Policy 25: Development for the keeping of animals on a non-commercial basis

We want to maintain the character and cultural landscape associated with the unique farming heritage of the Lake District.

Development of facilities related to the keeping of animals which are kept on a non-commercial basis will only be supported where:

  • it reuses an existing building; or
  • it is well related to existing buildings and structures and they satisfactorily relate to existing vehicular access and bridleways.

Where this is not practical or appropriate, exceptionally, we will only permit buildings in open countryside locations where they are demonstrably necessary for and designed for welfare reasons.

All developments must be well integrated with their surroundings taking advantage of the natural landform and any existing natural screening.

Where planning permission is granted for the change of use of land for the keeping of horses and ponies relevant conditions will be imposed in order to retain the natural character of the field.

Implementation guidance

[3.25.04] Facilities may include field shelters, stables, schooling areas and outdoor exercise arenas. Development should reinforce the importance of local character by having regard to scale, height, density, layout, appearance and materials (Policy 06). In the first instance we will seek to support development that reuses an existing building.

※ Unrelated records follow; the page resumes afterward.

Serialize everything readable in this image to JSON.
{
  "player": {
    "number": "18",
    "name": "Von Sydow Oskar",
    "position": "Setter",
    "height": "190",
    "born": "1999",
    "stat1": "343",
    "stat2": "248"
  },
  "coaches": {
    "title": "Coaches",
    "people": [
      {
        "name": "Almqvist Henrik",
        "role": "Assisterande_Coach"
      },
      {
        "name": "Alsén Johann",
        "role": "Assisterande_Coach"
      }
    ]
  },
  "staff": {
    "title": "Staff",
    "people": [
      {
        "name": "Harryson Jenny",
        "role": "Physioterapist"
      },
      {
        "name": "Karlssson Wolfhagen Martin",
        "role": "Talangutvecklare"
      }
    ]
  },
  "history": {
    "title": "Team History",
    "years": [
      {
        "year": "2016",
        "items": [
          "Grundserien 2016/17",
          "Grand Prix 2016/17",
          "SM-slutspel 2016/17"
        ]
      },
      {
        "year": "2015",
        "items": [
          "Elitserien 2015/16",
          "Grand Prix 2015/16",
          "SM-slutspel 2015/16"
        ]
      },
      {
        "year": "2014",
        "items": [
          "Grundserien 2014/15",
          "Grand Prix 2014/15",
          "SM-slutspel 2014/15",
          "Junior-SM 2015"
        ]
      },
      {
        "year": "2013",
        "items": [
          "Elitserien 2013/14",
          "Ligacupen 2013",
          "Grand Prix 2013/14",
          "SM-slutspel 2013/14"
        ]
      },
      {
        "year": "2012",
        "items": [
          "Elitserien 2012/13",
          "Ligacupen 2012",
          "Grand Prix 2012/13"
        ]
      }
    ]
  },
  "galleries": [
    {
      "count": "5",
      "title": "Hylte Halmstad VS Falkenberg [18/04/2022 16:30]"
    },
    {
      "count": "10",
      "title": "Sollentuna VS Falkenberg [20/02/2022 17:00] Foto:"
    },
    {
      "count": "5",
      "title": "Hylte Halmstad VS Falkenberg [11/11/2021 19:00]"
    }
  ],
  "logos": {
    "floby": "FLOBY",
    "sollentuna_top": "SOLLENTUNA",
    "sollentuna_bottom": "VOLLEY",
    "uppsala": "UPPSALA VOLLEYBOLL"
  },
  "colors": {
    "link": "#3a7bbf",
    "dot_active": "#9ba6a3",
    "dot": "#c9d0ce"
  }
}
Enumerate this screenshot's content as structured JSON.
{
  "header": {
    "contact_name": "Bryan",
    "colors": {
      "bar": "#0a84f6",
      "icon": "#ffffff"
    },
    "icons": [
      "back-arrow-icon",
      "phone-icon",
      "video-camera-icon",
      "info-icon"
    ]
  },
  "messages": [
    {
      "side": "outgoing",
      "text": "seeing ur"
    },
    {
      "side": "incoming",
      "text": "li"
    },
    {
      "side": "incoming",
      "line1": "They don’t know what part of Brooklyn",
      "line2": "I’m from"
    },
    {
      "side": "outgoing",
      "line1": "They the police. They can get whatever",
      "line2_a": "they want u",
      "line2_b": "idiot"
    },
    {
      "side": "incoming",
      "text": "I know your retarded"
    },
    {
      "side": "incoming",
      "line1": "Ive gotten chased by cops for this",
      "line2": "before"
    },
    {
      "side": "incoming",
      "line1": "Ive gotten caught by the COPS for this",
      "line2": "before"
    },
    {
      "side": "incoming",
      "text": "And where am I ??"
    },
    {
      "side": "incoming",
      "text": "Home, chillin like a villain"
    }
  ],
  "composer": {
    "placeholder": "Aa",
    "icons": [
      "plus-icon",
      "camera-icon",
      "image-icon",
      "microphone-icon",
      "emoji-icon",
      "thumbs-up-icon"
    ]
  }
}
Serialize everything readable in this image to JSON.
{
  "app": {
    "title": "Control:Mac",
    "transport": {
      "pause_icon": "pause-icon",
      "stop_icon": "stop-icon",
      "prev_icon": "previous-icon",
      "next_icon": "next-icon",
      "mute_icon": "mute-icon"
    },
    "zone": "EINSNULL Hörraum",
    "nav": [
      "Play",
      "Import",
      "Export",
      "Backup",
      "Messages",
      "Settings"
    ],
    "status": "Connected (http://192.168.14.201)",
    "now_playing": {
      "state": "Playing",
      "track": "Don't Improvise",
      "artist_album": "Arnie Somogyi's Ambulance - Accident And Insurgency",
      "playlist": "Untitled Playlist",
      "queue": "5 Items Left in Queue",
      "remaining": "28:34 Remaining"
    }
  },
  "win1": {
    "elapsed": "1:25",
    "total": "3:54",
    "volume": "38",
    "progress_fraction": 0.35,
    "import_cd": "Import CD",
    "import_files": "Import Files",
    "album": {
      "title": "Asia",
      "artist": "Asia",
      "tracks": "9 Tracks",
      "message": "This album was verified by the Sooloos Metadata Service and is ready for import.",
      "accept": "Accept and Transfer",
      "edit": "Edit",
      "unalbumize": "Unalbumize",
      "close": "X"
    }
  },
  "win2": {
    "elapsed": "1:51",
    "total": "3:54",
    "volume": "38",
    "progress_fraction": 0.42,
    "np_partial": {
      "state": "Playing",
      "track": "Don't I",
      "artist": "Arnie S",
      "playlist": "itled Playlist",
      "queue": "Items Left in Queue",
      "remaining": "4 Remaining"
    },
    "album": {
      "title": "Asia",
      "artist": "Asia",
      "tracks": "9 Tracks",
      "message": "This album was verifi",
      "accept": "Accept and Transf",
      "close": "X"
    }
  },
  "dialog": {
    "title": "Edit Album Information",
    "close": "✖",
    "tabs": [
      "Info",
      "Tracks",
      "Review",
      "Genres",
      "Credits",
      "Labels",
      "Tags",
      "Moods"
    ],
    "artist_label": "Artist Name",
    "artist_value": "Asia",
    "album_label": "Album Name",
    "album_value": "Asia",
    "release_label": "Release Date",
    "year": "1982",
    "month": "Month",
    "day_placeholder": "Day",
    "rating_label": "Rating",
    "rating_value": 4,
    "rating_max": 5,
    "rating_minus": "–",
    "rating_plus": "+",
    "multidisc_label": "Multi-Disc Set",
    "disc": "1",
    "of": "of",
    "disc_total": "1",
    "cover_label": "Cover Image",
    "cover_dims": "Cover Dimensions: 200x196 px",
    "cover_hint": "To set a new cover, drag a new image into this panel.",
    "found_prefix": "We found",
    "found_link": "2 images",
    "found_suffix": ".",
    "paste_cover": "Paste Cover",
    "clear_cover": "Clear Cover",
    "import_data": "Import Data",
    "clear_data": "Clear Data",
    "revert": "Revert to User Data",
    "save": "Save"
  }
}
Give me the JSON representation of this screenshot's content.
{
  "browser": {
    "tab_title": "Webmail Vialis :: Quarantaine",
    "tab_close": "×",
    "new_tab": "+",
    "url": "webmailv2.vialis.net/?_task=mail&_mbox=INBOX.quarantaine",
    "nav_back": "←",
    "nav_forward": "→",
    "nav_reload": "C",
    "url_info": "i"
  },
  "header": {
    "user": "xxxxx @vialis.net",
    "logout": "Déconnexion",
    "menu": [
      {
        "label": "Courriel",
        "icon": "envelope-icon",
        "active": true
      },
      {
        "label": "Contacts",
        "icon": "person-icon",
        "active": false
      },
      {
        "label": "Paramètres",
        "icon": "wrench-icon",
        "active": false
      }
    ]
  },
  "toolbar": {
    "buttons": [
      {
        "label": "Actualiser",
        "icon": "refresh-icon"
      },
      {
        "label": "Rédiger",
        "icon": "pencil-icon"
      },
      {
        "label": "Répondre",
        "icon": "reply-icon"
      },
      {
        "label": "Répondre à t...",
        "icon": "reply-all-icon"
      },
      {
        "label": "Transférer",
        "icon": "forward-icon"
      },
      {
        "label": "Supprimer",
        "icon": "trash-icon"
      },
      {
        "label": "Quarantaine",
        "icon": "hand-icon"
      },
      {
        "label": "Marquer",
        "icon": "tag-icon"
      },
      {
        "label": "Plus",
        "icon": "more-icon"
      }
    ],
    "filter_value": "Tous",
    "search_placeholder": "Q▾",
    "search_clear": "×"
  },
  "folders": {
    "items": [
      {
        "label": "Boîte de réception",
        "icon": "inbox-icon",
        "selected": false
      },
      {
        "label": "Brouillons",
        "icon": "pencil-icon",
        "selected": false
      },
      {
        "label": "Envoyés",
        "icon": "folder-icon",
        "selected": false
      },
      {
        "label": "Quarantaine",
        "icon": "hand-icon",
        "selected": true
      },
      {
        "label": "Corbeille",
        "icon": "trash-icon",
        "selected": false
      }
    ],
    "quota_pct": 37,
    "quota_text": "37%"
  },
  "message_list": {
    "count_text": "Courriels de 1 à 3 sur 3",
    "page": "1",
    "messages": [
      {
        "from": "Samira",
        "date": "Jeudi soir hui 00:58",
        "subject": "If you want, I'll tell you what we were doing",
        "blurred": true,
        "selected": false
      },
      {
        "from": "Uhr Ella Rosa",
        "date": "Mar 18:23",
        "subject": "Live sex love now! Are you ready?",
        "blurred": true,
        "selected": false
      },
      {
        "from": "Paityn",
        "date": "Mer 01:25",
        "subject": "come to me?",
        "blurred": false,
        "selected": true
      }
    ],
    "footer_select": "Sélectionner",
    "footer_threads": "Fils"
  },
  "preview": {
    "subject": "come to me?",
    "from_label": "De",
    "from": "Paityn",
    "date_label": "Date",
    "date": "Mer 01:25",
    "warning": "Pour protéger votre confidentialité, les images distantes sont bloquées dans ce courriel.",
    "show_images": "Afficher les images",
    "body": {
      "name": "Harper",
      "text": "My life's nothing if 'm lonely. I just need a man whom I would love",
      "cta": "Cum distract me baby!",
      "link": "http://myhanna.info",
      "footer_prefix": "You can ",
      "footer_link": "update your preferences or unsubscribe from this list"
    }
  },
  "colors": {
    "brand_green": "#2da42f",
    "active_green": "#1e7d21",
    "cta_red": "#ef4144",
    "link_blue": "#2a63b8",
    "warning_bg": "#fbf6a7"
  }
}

[3.25.05] The natural character of the field is considered to be the state of the land prior to development. In most cases this will be an agricultural field used for grazing livestock without development and infrastructure associated with development such as hardstandings or associated equipment.

Current situation

[3.25.02] Horses have been kept in the Lake District for centuries for both working and recreation use. There are semi-feral herds of Fell Ponies that are associated particularly with farms and they form an important part of the cultural heritage of the Lake District. The majority of horses are now kept for recreational purposes, and the use of land for keeping horses is a relatively common feature in the Lake District particularly on the edge of settlements where individual or a small number of horses are kept in a field. There are limited economic benefits associated with such small-scale equestrian activities of this type. It is also becoming increasingly common to see other livestock being kept on a non-commercial basis, such as llamas and alpacas. Similarly there are limited economic benefits, yet potential for negative impacts resulting from buildings and structures required. There are very few commercial establishments such as liveries, commercial/ racing stables, or equestrian centres, however, these do contribute to the rural economy and help to sustain it.

[3.25.03] New facilities can have a negative impact on the rural nature of the Lake District by adversely affecting its landscape character and natural beauty by virtue of their appearance, scale, materials or design. Individually such developments may seem inconsequential, but cumulatively over time they can significantly alter the character of an area and the nature and structure of farming as smaller parcels of more productive land are bought for non-commercial agricultural use.